**Your assignment**
Review the material and extract every line in which the word "Victor" occurs.
________________
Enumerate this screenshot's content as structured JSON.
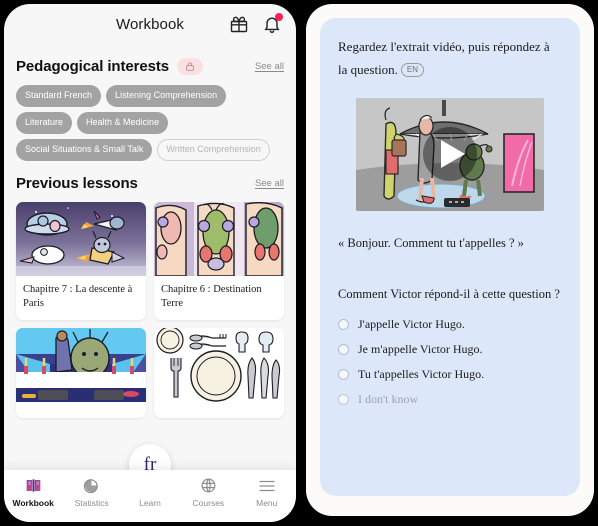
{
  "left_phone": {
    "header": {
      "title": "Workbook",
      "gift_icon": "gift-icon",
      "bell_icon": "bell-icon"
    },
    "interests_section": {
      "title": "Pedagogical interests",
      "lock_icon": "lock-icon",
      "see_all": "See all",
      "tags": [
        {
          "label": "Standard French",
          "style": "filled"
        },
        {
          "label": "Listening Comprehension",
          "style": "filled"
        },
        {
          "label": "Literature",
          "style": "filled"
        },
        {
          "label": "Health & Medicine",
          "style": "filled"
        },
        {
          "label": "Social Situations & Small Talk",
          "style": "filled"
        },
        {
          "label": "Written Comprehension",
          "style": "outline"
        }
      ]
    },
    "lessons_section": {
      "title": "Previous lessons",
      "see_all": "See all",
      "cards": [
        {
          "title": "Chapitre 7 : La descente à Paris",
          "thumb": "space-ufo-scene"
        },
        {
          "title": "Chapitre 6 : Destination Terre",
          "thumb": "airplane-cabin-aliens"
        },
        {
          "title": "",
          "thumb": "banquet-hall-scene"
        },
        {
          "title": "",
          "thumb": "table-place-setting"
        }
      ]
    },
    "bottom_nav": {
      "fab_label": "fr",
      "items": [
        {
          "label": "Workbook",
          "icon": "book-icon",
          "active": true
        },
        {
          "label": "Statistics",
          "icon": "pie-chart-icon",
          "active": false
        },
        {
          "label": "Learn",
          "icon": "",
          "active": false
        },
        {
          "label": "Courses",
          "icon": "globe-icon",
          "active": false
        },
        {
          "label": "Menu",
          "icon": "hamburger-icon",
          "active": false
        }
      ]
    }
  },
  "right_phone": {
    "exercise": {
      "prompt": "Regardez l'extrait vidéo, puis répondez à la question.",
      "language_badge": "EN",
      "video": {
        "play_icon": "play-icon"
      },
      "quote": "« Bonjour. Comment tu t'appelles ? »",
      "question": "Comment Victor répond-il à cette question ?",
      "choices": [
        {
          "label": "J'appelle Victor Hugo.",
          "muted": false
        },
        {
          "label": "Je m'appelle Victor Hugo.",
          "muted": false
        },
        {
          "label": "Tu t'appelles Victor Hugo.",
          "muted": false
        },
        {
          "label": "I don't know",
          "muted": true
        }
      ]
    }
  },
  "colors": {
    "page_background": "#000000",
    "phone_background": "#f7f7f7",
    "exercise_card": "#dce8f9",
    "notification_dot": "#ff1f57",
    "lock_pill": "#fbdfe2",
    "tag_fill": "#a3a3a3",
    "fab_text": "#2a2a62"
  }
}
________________
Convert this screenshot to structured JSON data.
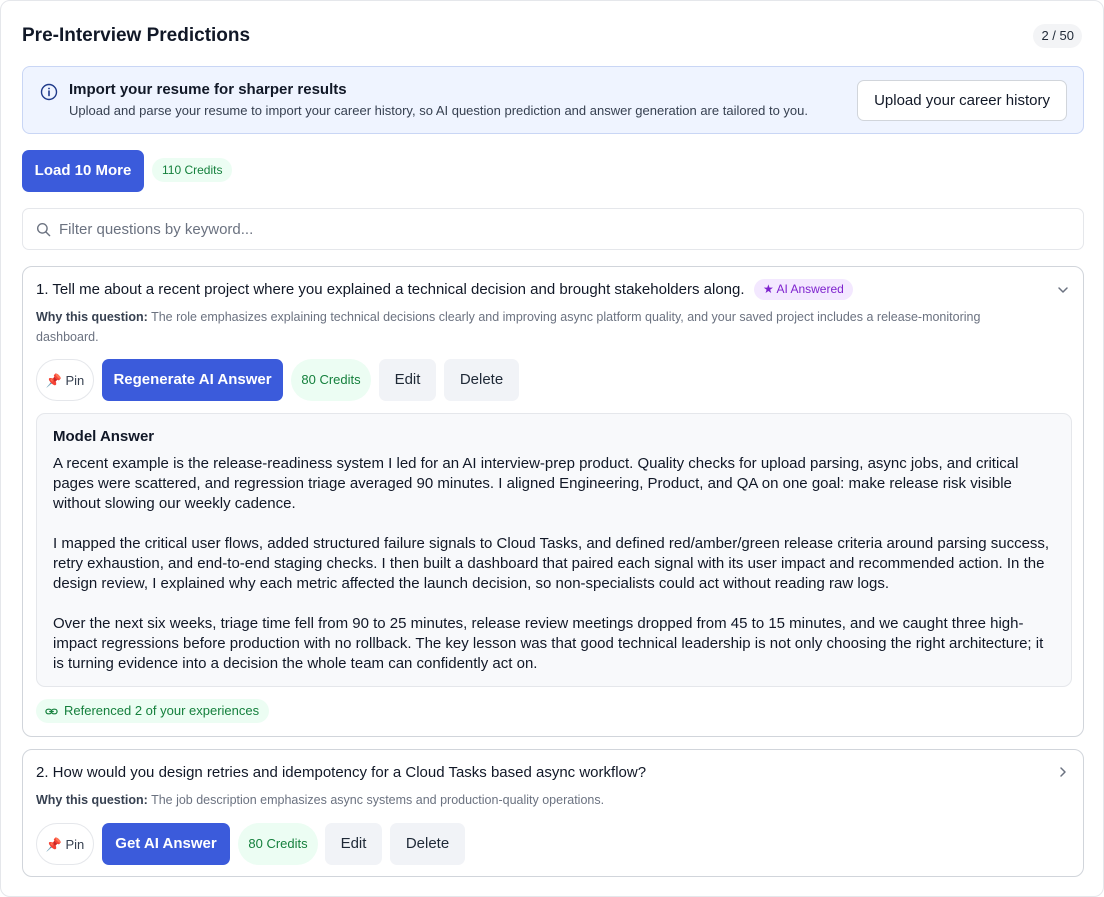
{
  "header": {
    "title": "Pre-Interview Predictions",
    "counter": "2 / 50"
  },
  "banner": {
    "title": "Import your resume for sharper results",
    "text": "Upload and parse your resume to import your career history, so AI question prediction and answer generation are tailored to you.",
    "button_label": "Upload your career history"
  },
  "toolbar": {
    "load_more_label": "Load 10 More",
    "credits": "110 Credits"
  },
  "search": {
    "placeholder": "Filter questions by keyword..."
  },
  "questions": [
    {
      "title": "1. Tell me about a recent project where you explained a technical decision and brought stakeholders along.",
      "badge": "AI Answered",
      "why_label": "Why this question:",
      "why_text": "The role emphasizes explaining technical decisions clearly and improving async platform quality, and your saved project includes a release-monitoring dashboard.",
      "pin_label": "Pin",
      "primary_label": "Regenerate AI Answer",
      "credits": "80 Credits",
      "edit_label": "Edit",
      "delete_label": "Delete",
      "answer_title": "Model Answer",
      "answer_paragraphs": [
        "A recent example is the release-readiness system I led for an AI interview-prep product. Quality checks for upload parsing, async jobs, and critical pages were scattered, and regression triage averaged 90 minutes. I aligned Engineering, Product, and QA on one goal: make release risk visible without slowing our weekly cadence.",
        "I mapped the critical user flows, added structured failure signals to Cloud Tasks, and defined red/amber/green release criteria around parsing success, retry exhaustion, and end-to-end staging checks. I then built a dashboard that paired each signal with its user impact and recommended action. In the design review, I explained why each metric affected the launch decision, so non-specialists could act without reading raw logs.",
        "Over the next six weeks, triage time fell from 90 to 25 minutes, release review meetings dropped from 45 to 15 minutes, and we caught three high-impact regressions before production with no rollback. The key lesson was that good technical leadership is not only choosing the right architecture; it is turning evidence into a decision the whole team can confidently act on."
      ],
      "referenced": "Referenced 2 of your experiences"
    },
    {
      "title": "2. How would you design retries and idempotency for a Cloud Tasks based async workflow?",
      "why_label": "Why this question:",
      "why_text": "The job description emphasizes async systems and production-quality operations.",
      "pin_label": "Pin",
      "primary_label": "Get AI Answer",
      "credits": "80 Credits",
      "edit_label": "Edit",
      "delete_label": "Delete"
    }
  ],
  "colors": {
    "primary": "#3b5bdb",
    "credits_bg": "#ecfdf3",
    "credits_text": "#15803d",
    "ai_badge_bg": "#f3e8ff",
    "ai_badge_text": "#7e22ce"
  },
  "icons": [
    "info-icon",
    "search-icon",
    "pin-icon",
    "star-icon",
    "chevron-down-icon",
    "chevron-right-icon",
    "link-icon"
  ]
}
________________
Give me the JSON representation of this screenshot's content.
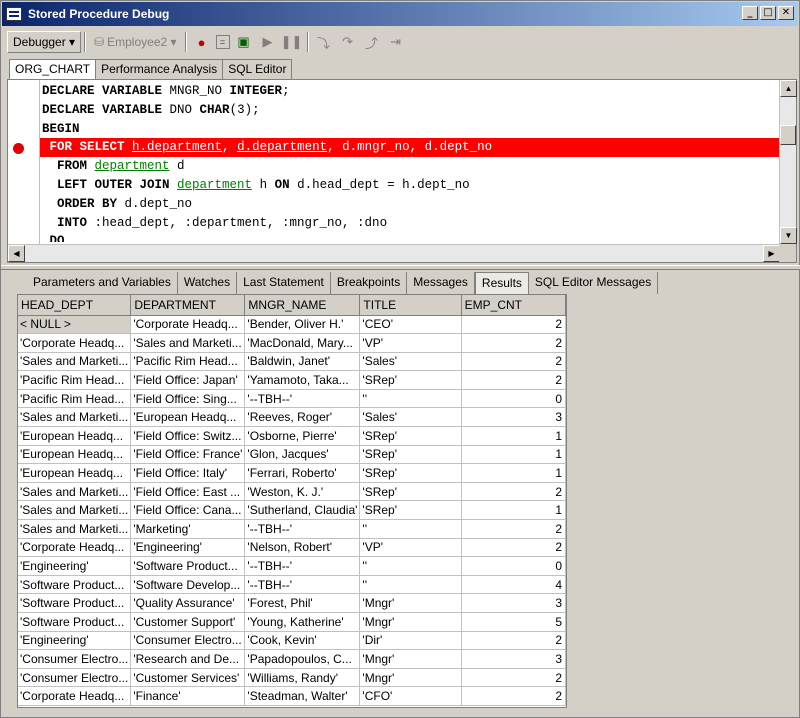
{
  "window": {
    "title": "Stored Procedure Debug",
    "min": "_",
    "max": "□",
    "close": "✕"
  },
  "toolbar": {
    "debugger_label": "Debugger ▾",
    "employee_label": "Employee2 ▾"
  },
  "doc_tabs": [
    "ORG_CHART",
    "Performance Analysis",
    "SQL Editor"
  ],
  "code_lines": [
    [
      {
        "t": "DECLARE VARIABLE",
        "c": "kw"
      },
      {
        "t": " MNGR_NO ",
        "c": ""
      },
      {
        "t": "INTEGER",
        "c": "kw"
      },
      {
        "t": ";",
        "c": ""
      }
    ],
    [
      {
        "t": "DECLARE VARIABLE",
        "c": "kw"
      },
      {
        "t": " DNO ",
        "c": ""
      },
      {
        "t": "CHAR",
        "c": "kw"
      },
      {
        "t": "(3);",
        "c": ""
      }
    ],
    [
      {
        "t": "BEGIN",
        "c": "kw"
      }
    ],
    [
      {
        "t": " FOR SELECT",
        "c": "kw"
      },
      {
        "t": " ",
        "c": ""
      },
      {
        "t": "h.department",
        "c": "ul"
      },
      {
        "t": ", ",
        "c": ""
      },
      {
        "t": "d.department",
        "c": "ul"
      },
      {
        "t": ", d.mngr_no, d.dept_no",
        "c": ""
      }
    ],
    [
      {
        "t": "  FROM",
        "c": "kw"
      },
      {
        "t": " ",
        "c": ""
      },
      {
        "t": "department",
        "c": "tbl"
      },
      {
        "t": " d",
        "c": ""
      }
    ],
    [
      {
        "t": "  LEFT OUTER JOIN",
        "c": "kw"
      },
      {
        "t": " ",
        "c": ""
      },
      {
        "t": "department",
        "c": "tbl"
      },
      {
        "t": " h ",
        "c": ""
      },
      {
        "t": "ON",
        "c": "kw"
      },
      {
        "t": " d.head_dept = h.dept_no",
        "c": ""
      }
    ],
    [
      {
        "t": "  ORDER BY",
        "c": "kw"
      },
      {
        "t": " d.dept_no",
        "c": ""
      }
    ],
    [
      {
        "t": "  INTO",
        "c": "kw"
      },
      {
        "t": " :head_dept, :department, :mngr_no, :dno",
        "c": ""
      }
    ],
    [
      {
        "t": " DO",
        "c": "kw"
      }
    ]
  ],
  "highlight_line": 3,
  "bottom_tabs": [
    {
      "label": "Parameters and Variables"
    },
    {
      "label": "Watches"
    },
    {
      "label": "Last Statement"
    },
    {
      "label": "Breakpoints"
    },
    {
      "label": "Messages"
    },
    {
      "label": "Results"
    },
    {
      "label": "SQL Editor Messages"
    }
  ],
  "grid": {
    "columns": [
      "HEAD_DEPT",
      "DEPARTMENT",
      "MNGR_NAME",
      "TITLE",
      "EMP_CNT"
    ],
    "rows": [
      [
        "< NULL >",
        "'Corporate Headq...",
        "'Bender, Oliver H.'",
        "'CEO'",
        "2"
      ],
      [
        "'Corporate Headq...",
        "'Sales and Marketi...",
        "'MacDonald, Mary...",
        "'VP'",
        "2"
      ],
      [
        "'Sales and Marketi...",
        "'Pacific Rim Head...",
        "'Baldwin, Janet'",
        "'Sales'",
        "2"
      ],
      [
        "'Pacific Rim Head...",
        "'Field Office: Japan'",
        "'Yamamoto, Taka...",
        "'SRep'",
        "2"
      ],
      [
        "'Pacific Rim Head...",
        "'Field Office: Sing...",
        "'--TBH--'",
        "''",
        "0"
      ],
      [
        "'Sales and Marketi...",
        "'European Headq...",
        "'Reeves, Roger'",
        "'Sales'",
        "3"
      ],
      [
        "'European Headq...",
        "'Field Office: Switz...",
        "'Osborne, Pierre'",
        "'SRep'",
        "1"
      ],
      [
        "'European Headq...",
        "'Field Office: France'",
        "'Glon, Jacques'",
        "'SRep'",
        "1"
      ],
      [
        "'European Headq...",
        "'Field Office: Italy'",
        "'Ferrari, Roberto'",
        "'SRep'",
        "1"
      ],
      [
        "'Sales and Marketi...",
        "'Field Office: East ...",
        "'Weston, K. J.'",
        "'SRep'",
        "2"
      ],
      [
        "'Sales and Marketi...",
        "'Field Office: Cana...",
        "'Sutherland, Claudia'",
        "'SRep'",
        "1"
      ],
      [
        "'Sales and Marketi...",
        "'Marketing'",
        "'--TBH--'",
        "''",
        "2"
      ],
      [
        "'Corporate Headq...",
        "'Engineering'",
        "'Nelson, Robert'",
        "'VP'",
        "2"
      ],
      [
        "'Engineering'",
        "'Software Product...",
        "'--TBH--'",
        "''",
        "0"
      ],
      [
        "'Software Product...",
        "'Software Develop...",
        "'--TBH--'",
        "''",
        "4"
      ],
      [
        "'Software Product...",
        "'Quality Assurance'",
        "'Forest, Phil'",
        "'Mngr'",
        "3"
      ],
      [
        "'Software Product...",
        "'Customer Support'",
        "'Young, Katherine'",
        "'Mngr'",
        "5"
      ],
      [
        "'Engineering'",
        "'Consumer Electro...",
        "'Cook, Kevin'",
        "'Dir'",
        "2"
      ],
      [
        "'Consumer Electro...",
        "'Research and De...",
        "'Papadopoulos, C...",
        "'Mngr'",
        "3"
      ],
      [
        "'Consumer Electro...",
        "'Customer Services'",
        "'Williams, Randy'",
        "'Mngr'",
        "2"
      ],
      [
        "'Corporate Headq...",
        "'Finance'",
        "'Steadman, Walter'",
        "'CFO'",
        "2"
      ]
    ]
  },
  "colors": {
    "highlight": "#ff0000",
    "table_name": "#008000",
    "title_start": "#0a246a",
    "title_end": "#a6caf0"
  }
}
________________
**Answer to the problem**
      "question": "Comment Victor répond-il à cette question ?",
          "label": "J'appelle Victor Hugo.",
          "label": "Je m'appelle Victor Hugo.",
          "label": "Tu t'appelles Victor Hugo.",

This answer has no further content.